___ Records for this task ___

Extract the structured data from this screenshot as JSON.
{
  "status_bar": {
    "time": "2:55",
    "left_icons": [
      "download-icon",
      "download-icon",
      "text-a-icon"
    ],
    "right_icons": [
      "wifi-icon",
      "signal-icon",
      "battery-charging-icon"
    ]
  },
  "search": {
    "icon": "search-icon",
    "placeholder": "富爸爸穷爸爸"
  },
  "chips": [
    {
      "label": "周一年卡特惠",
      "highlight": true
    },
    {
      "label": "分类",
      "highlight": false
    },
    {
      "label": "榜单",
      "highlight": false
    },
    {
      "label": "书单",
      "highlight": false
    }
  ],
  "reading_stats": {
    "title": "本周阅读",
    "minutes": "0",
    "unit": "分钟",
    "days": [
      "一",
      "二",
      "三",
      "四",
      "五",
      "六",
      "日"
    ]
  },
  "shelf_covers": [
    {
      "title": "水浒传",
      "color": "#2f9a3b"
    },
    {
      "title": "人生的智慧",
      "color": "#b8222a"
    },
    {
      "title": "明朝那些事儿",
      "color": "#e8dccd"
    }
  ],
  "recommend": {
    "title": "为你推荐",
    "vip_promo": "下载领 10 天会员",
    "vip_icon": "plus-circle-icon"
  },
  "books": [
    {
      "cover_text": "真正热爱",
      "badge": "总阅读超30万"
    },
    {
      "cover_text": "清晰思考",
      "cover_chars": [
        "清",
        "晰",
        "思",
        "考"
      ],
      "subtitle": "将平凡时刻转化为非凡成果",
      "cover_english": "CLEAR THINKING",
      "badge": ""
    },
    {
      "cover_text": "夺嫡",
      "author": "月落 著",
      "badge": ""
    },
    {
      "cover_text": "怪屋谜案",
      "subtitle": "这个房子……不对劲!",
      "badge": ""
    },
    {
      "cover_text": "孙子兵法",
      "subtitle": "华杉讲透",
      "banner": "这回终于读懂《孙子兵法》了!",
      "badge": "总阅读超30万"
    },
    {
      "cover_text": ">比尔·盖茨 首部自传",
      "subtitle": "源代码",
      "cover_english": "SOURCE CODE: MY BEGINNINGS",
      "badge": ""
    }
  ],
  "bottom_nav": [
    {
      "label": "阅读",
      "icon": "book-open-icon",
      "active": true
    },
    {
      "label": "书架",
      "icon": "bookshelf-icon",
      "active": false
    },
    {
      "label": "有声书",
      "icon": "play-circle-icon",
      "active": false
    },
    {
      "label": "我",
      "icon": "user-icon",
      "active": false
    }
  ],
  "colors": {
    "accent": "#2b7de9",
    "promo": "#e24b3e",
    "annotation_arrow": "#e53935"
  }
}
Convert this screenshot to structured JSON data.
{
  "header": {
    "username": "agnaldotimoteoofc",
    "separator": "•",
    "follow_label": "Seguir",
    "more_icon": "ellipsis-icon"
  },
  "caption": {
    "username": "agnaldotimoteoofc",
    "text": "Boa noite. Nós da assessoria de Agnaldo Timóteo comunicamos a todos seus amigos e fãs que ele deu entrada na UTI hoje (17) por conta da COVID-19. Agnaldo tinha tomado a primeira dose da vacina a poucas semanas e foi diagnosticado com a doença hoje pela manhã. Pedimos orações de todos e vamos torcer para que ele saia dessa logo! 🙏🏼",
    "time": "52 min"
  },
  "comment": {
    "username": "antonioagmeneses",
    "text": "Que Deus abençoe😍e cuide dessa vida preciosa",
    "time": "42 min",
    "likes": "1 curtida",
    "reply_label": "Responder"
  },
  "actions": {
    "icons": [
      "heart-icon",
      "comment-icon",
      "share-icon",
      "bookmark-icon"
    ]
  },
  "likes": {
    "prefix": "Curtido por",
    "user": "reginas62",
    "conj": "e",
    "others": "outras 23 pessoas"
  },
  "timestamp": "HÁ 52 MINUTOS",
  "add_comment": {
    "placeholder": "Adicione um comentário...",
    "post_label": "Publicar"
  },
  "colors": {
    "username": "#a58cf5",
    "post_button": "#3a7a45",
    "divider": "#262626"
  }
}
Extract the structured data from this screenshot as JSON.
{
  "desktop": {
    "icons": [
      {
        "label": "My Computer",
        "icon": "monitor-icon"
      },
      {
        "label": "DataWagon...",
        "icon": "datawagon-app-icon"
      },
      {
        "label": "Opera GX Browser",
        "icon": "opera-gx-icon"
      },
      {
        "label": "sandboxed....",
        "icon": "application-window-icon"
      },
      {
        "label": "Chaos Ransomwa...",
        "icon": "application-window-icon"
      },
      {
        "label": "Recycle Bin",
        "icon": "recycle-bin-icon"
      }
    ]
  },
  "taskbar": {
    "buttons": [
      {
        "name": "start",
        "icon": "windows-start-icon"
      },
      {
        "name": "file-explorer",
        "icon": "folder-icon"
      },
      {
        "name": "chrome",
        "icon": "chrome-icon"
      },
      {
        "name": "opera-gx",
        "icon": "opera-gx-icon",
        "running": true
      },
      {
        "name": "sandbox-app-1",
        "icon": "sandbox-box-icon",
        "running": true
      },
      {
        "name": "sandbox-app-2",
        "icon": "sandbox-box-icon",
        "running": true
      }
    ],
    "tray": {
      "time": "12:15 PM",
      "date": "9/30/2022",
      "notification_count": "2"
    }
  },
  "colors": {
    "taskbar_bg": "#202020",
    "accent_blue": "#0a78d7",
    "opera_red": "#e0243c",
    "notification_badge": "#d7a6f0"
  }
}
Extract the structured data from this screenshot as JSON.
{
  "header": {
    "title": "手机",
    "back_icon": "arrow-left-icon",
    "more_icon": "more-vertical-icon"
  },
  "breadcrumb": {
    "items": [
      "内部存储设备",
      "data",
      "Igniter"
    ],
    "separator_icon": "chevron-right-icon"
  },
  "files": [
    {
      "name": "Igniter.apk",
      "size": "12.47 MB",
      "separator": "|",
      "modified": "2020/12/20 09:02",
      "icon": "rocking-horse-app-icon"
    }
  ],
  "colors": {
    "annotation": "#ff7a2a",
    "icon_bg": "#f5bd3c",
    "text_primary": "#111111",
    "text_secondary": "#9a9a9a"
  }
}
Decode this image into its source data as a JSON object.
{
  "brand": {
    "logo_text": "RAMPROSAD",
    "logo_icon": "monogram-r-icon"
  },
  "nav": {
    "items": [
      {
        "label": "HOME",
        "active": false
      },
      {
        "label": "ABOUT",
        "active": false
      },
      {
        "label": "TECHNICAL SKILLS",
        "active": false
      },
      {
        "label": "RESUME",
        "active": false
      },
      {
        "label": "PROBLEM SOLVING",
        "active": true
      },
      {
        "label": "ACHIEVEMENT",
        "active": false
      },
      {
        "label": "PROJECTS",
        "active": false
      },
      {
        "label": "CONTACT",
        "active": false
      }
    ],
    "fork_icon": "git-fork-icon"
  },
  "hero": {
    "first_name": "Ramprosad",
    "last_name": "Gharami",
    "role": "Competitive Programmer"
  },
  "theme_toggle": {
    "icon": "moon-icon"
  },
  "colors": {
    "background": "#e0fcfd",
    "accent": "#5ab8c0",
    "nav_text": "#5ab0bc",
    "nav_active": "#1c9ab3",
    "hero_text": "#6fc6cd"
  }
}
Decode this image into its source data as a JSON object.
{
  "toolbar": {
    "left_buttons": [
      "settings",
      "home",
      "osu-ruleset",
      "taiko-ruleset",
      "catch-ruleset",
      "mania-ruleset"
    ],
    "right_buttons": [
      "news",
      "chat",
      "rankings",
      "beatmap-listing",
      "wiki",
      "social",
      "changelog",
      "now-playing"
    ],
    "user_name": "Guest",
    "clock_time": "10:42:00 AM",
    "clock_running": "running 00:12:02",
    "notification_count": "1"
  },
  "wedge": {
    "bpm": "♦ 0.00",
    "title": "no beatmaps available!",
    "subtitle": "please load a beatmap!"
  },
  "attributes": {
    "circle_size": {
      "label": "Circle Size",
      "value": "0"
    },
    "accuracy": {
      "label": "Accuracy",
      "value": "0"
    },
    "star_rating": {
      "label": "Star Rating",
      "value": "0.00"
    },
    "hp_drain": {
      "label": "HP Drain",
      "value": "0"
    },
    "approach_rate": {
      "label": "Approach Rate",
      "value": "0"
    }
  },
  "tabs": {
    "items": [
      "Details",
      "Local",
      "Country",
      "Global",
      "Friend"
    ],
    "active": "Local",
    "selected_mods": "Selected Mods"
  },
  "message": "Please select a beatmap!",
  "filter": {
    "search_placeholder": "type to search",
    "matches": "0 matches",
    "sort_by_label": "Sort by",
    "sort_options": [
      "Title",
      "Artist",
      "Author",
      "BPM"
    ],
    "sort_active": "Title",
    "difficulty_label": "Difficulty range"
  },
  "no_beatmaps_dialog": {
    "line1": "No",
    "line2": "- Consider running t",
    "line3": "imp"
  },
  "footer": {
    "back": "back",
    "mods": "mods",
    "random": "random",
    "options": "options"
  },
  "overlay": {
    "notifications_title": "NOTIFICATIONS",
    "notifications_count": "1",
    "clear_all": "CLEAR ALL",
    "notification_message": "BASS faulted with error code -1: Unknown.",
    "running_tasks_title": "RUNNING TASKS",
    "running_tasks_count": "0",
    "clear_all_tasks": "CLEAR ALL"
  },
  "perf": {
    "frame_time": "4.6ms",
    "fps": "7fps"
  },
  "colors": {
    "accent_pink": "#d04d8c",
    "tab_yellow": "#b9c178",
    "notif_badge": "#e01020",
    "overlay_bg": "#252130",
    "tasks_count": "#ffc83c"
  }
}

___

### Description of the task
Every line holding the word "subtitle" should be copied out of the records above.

### Result of this exercise
      "subtitle": "将平凡时刻转化为非凡成果",
      "subtitle": "这个房子……不对劲!",
      "subtitle": "华杉讲透",
      "subtitle": "源代码",
    "subtitle": "please load a beatmap!"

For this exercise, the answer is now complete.